The Science of Relationship Panoramic

In the charts below, red represents 25th percentile, yellow somewhere between 25th and 75th percentiles and green is above 75th percentile. The gauge shows the median value in our sample.


The results of a retrospective qualitative study with 312 couples was the basis for item generation of Emergent Love Scale, which is discussed elsewhere.

In the validation study, 345 US individuals (representing 159 couples) in long-term intimate relationships were recruited through Amazon’s Turk Prime service in August 2019. They completed the original Relationship Panoramic Inventory with 200+ items in addition to 4 other scales for criterion validation, namely Couple Satisfaction Index (CSI), Revised Dyadic Adjustment Scale (RDAS), Love Attitude Scale and Experiences of Close Relationships (revised). We used factor analysis (extraction method: Principal Axis Factoring, rotation method: Promax and Oblimin with Kaiser Normalizations) to establish test validity and Cronbach’s alpha for test reliability. This US representative sample was also inclusive of a diverse sexual and relationship orientations.

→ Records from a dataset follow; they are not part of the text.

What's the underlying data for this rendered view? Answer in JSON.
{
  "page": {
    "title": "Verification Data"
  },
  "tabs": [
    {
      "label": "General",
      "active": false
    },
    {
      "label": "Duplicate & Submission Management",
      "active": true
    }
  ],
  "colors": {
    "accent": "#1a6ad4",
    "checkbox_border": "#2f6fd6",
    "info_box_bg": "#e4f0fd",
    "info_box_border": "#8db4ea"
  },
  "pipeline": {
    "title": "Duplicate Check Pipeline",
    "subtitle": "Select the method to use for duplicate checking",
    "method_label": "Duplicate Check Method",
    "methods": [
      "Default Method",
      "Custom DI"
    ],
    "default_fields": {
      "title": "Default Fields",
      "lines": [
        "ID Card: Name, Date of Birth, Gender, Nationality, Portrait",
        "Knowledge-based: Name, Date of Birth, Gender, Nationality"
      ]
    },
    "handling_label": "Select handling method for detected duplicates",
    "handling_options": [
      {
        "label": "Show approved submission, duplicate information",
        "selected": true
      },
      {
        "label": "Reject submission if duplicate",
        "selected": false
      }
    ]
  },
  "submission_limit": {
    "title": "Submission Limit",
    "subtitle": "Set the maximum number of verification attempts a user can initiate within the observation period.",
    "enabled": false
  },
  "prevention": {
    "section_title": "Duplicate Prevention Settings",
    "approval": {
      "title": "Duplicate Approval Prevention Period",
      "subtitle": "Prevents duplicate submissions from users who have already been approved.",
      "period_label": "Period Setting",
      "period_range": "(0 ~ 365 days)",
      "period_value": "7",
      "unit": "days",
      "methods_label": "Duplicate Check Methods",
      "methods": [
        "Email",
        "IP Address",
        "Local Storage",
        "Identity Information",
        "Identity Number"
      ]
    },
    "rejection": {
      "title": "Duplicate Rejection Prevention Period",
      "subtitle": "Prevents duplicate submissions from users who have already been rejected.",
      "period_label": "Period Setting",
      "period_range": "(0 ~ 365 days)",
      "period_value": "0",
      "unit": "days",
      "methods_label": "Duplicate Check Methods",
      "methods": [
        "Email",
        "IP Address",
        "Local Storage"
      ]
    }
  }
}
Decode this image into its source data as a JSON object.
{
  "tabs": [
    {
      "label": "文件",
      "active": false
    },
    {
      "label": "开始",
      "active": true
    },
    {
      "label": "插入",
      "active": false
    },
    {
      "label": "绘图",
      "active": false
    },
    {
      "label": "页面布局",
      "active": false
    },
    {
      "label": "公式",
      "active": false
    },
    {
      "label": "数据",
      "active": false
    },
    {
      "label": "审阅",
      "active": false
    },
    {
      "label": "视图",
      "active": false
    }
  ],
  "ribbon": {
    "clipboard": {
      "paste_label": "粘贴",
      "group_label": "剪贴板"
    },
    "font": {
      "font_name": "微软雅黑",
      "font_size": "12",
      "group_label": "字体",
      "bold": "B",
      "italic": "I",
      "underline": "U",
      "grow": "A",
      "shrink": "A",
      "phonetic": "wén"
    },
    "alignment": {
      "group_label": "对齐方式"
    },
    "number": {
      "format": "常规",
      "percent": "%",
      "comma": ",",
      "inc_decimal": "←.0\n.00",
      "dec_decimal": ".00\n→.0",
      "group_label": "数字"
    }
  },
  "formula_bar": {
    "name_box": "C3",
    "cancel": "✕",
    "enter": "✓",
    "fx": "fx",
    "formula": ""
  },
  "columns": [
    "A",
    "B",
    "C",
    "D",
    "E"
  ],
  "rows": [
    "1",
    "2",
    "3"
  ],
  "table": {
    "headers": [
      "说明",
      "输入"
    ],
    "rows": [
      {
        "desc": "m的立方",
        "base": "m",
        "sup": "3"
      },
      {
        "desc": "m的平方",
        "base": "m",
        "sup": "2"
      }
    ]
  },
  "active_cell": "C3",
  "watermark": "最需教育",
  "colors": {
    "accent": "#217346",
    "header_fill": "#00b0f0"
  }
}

Interpersonal Dynamics

61% and 56% of the total variance was explained using the Initial Eigenvalues and Extraction Sums of Squared Loadings, respectively. Cronbach’s alpha in the reliability analysis was 0.921. Interpersonal Dynamics was highly correlated with couple satisfaction as measured by CSI (Pearson correlation coefficient of 0.751, p<.001), dyadic adjustment as measured by RDAS (r = 0.689, p<.001), Eros and Apage types of love (r = 0.603 and 0.462 with p<.001, respectively). Interpersonal Dynamics Index did not have a significant correlation with an individual’s level of education, gender, age and length of relationship.

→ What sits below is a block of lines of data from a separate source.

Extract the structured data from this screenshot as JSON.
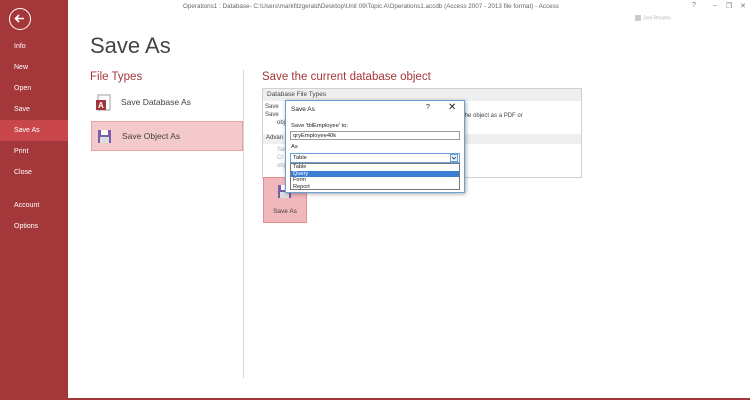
{
  "titlebar": {
    "title": "Operations1 : Database- C:\\Users\\markfitzgerald\\Desktop\\Unit 09\\Topic A\\Operations1.accdb (Access 2007 - 2013 file format) - Access",
    "help": "?",
    "minimize": "–",
    "restore": "❐",
    "close": "✕",
    "user_name": "Joel Rhodes"
  },
  "sidebar": {
    "back_icon": "back-arrow-icon",
    "items": [
      {
        "label": "Info"
      },
      {
        "label": "New"
      },
      {
        "label": "Open"
      },
      {
        "label": "Save"
      },
      {
        "label": "Save As",
        "selected": true
      },
      {
        "label": "Print"
      },
      {
        "label": "Close"
      },
      {
        "label": "Account"
      },
      {
        "label": "Options"
      }
    ]
  },
  "page": {
    "title": "Save As",
    "file_types_heading": "File Types",
    "file_types": [
      {
        "label": "Save Database As",
        "icon": "database-save-icon"
      },
      {
        "label": "Save Object As",
        "icon": "object-save-icon",
        "selected": true
      }
    ],
    "save_current_heading": "Save the current database object",
    "panel": {
      "header": "Database File Types",
      "fragment_save": "Save",
      "fragment_save2": "Save",
      "fragment_obj": "obj",
      "fragment_pdf": "the object as a PDF or",
      "fragment_adv": "Advan",
      "fragment_c": "Sav",
      "fragment_c2": "Cr",
      "fragment_c3": "obj"
    },
    "save_as_button": "Save As"
  },
  "dialog": {
    "title": "Save As",
    "help": "?",
    "close": "✕",
    "name_label": "Save 'tblEmployee' to:",
    "name_value": "qryEmployee40k",
    "as_label": "As",
    "as_value": "Table",
    "options": [
      "Table",
      "Query",
      "Form",
      "Report"
    ],
    "highlighted_option": "Query"
  },
  "colors": {
    "accent": "#a4373a",
    "selected_tile": "#f3c9cb",
    "highlight": "#3b7ed3"
  }
}
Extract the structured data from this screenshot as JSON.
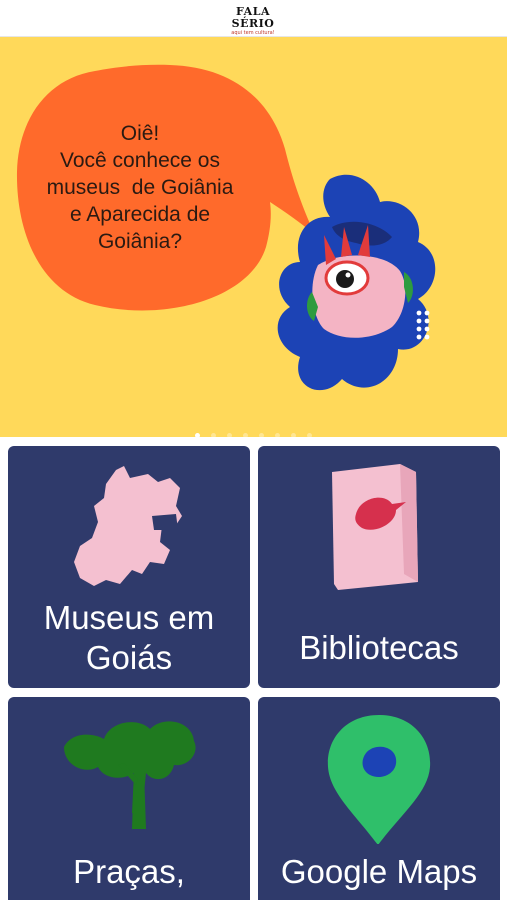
{
  "header": {
    "logo_text": "FALA SÉRIO",
    "logo_tagline": "aqui tem cultura!"
  },
  "hero": {
    "speech_lines": [
      "Oiê!",
      "Você conhece os",
      "museus  de Goiânia",
      "e Aparecida de",
      "Goiânia?"
    ],
    "background_color": "#ffd95a",
    "bubble_color": "#ff6a2b",
    "character_color": "#1c43b5",
    "carousel_pages": 8,
    "carousel_active": 1
  },
  "menu": {
    "items": [
      {
        "label": "Museus em\nGoiás",
        "icon": "goias-map-icon"
      },
      {
        "label": "Bibliotecas",
        "icon": "book-icon"
      },
      {
        "label": "Praças,",
        "icon": "tree-icon"
      },
      {
        "label": "Google Maps",
        "icon": "map-pin-icon"
      }
    ],
    "card_color": "#2f3a6b"
  }
}
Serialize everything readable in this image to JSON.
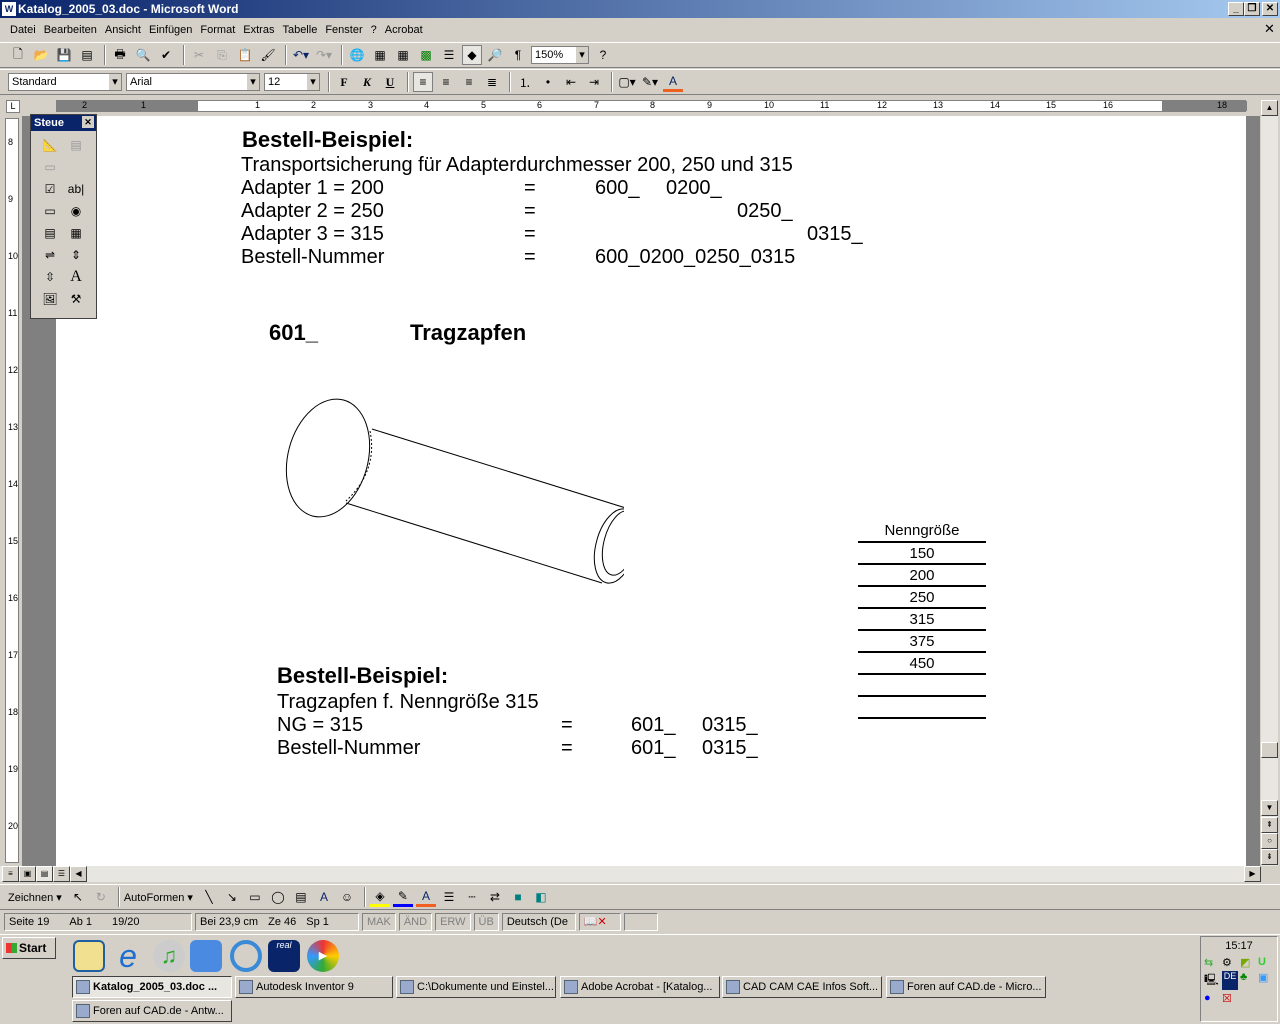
{
  "window": {
    "title": "Katalog_2005_03.doc - Microsoft Word"
  },
  "menu": [
    "Datei",
    "Bearbeiten",
    "Ansicht",
    "Einfügen",
    "Format",
    "Extras",
    "Tabelle",
    "Fenster",
    "?",
    "Acrobat"
  ],
  "toolbar": {
    "zoom": "150%",
    "style": "Standard",
    "font": "Arial",
    "size": "12",
    "bold": "F",
    "italic": "K",
    "underline": "U"
  },
  "ruler": {
    "h_ticks": [
      "2",
      "1",
      "1",
      "2",
      "3",
      "4",
      "5",
      "6",
      "7",
      "8",
      "9",
      "10",
      "11",
      "12",
      "13",
      "14",
      "15",
      "16",
      "18"
    ],
    "v_ticks": [
      "8",
      "9",
      "10",
      "11",
      "12",
      "13",
      "14",
      "15",
      "16",
      "17",
      "18",
      "19",
      "20"
    ]
  },
  "control_toolbox": {
    "title": "Steue"
  },
  "doc": {
    "sec1": {
      "heading": "Bestell-Beispiel:",
      "line1": "Transportsicherung für Adapterdurchmesser 200, 250 und 315",
      "rows": [
        {
          "label": "Adapter 1 = 200",
          "eq": "=",
          "a": "600_",
          "b": "0200_"
        },
        {
          "label": "Adapter 2 = 250",
          "eq": "=",
          "c": "0250_"
        },
        {
          "label": "Adapter 3 = 315",
          "eq": "=",
          "d": "0315_"
        },
        {
          "label": "Bestell-Nummer",
          "eq": "=",
          "a": "600_0200_0250_0315"
        }
      ]
    },
    "part": {
      "code": "601_",
      "name": "Tragzapfen"
    },
    "table": {
      "header": "Nenngröße",
      "values": [
        "150",
        "200",
        "250",
        "315",
        "375",
        "450",
        "",
        ""
      ]
    },
    "sec2": {
      "heading": "Bestell-Beispiel:",
      "line1": "Tragzapfen f. Nenngröße 315",
      "rows": [
        {
          "label": "NG = 315",
          "eq": "=",
          "a": "601_",
          "b": "0315_"
        },
        {
          "label": "Bestell-Nummer",
          "eq": "=",
          "a": "601_",
          "b": "0315_"
        }
      ]
    }
  },
  "drawing_toolbar": {
    "draw": "Zeichnen ▾",
    "autoshapes": "AutoFormen ▾"
  },
  "status": {
    "page": "Seite 19",
    "section": "Ab 1",
    "pages": "19/20",
    "at": "Bei 23,9 cm",
    "line": "Ze 46",
    "col": "Sp 1",
    "mak": "MAK",
    "and": "ÄND",
    "erw": "ERW",
    "ub": "ÜB",
    "lang": "Deutsch (De"
  },
  "taskbar": {
    "start": "Start",
    "clock": "15:17",
    "tasks": [
      "Katalog_2005_03.doc ...",
      "Autodesk Inventor 9",
      "C:\\Dokumente und Einstel...",
      "Adobe Acrobat - [Katalog...",
      "CAD CAM CAE Infos Soft...",
      "Foren auf CAD.de - Micro...",
      "Foren auf CAD.de - Antw..."
    ],
    "tray_lang": "DE"
  }
}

Relationship Outcomes

Using 5 items to assess global satisfaction, sense of thriving and fit, 75% and 69% of the total variance was explained using the Initial Eigenvalues and Extraction Sums of Squared Loadings, respectively. Cronbach’s alpha in the reliability analysis was 0.916. These three relationship outcomes were highly correlated with couple satisfaction as measured by CSI (r = 0.804, p<.001), dyadic adjustment as measured by RDAS (r = 0.728, p<.001), Eros and Agape types of love (r = 0.665 and 0.386 with p<.001, respectively).

Emergent Love Scale

After confirmatory factor analysis, two factors and 17 items were identified in the following domains: global satisfaction, sense of thriving, sense of fit, mutual respect, compassion, love, trust, commitment, and physical attraction. 67% and 62% of the total variance was explained using the Initial Eigenvalues and Extraction Sums of Squared Loadings of the 2 identified factors, respectively. Cronbach’s alpha in the reliability analysis was 0.955. Emergent Love Index was highly correlated with couple satisfaction as measured by CSI (r = 0.801, p<.001), dyadic adjustment as measured by RDAS (r = 0.724, p<.001), Eros and Agape types of love (r = 0.650 and 0.443 with p<.001, respectively). Emergent Love Index did not have a significant correlation with an individual’s level of education, gender, age and length of relationship.

Sexual Health & Satisfaction Scale

After Factor Analysis, items were reduced to 6 and consisted of frequency of sex, satisfaction with the frequency of sex, satisfaction with the quality of sex, consensual sex (self and partner) as well as partner’s sexual desire. 69% and 55% of the total variance was explained using the Initial Eigenvalues and Extraction Sums of Squared Loadings, respectively. Cronbach’s alpha in the reliability analysis was 0.716. Couple satisfaction as measured by Couple Satisfaction Index was moderately correlated with both factors of SHS Score (Pearson correlation coefficient of .443, p<.001). SHS score did not have a significant correlation with an individual’s level of education and gender; however, there was a weak but statistically significant negative correlation between SHS and the individual’s age and length of their relationship.

Other Scales and Measures

For more information on the validity and reliability of other scales and measures, please refer to the technical manual available on clinician-specific area of the website.

Core Outcomes

Sexual Satisfaction

Health & Wellbeing

Interpersonal Dynamics

Mutual Physical Attraction

Ability to Connect

Healthy Financial Attitude

Moral Values

Positive Emotions

Positive Thinking